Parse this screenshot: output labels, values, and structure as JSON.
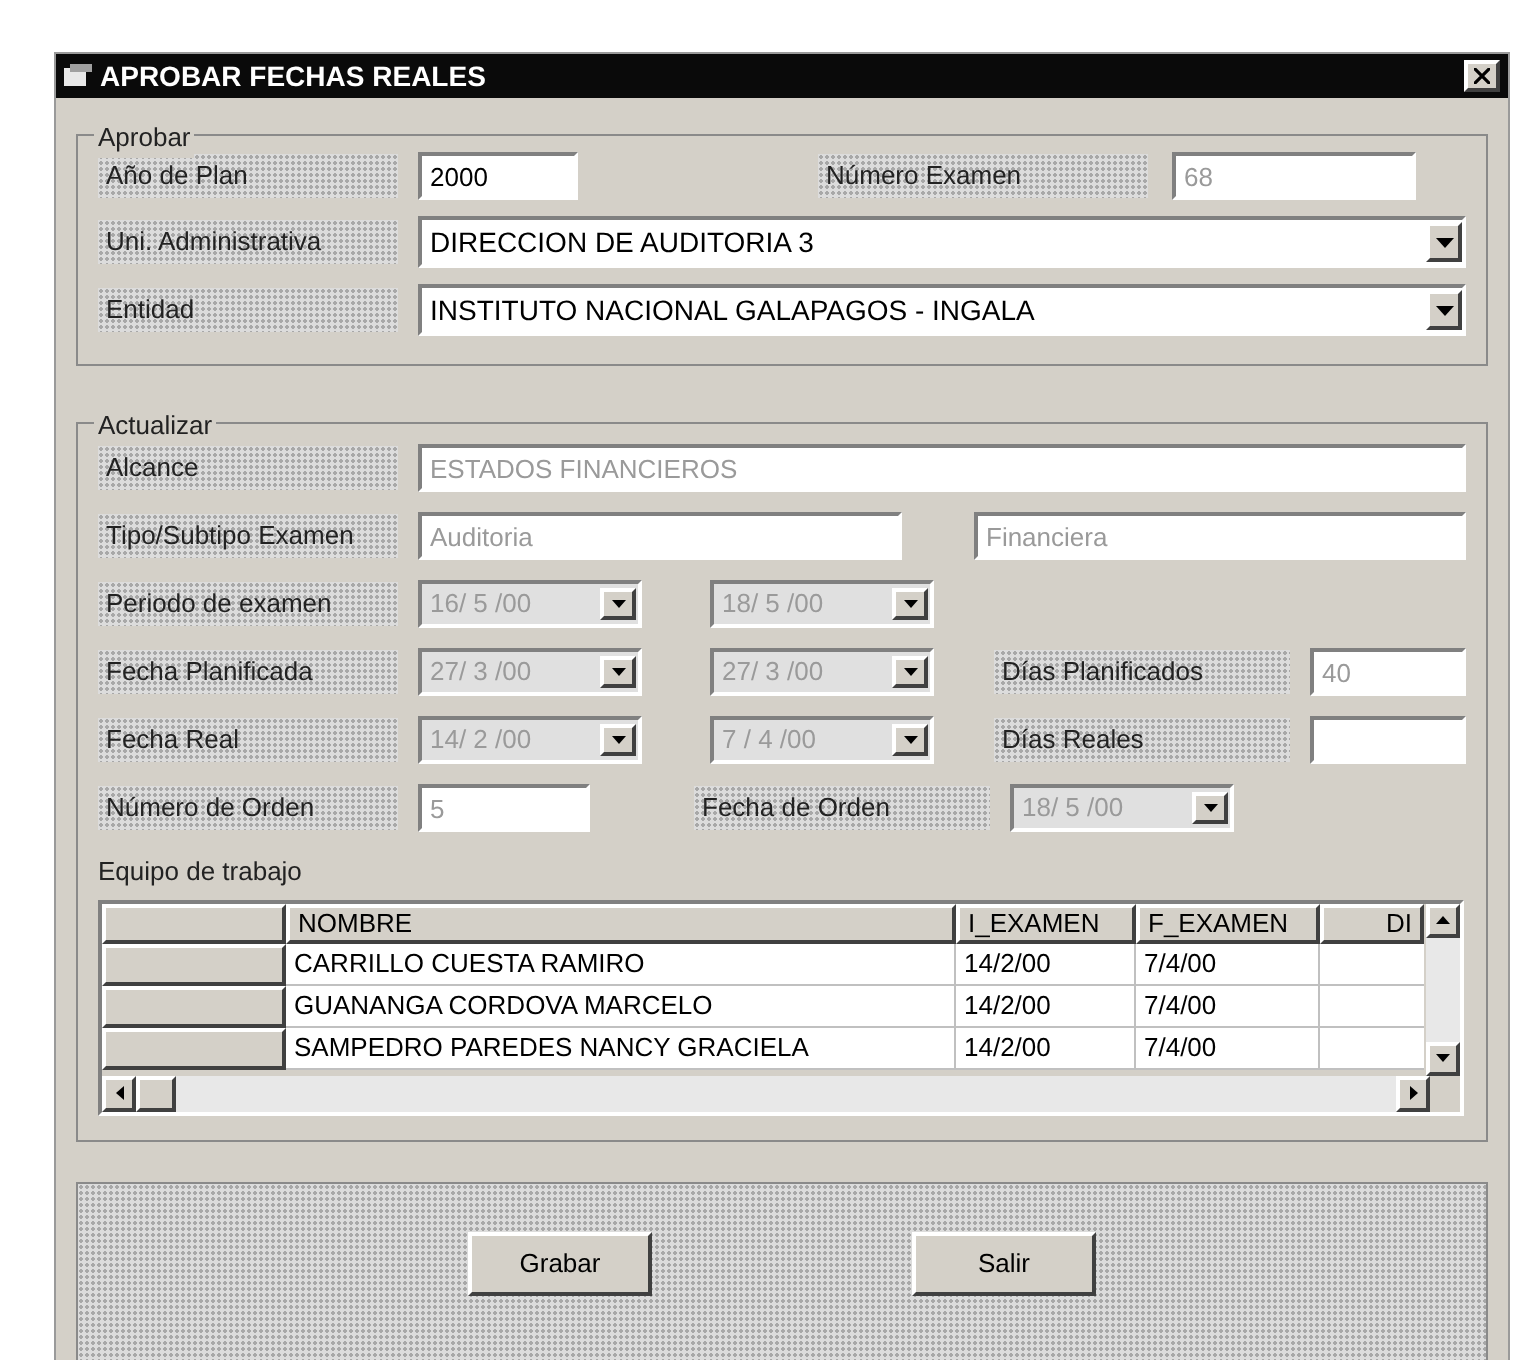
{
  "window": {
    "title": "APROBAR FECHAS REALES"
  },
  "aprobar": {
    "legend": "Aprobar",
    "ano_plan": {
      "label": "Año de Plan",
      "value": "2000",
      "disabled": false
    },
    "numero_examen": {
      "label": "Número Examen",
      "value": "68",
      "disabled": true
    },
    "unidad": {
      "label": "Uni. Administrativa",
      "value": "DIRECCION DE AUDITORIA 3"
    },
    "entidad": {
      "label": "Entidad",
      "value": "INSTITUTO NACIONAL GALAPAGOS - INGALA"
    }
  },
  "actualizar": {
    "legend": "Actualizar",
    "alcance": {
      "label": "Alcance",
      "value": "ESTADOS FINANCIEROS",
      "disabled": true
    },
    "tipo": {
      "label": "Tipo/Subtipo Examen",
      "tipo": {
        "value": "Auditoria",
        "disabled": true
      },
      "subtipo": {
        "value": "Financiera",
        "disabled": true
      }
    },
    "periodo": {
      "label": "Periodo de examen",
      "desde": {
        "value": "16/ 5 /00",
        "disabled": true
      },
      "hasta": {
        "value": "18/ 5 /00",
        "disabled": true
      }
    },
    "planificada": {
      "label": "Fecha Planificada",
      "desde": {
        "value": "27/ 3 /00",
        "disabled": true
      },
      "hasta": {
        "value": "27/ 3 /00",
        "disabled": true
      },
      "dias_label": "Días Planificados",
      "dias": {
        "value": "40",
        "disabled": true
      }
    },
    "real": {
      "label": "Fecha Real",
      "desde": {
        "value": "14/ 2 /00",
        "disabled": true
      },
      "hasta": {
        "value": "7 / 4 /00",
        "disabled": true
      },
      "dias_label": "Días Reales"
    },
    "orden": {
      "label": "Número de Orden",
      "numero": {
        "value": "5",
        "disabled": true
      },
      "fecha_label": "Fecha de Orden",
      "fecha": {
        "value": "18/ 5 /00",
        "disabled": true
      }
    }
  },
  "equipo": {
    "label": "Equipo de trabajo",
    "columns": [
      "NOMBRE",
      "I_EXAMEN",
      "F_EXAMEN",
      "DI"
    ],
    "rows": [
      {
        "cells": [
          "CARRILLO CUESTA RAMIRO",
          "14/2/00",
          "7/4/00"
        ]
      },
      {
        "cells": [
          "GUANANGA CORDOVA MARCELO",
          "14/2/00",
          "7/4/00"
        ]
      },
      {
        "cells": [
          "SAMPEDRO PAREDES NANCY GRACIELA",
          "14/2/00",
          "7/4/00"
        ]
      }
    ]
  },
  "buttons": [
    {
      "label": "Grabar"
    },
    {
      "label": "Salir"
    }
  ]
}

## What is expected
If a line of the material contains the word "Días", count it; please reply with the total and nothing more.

## Response below
2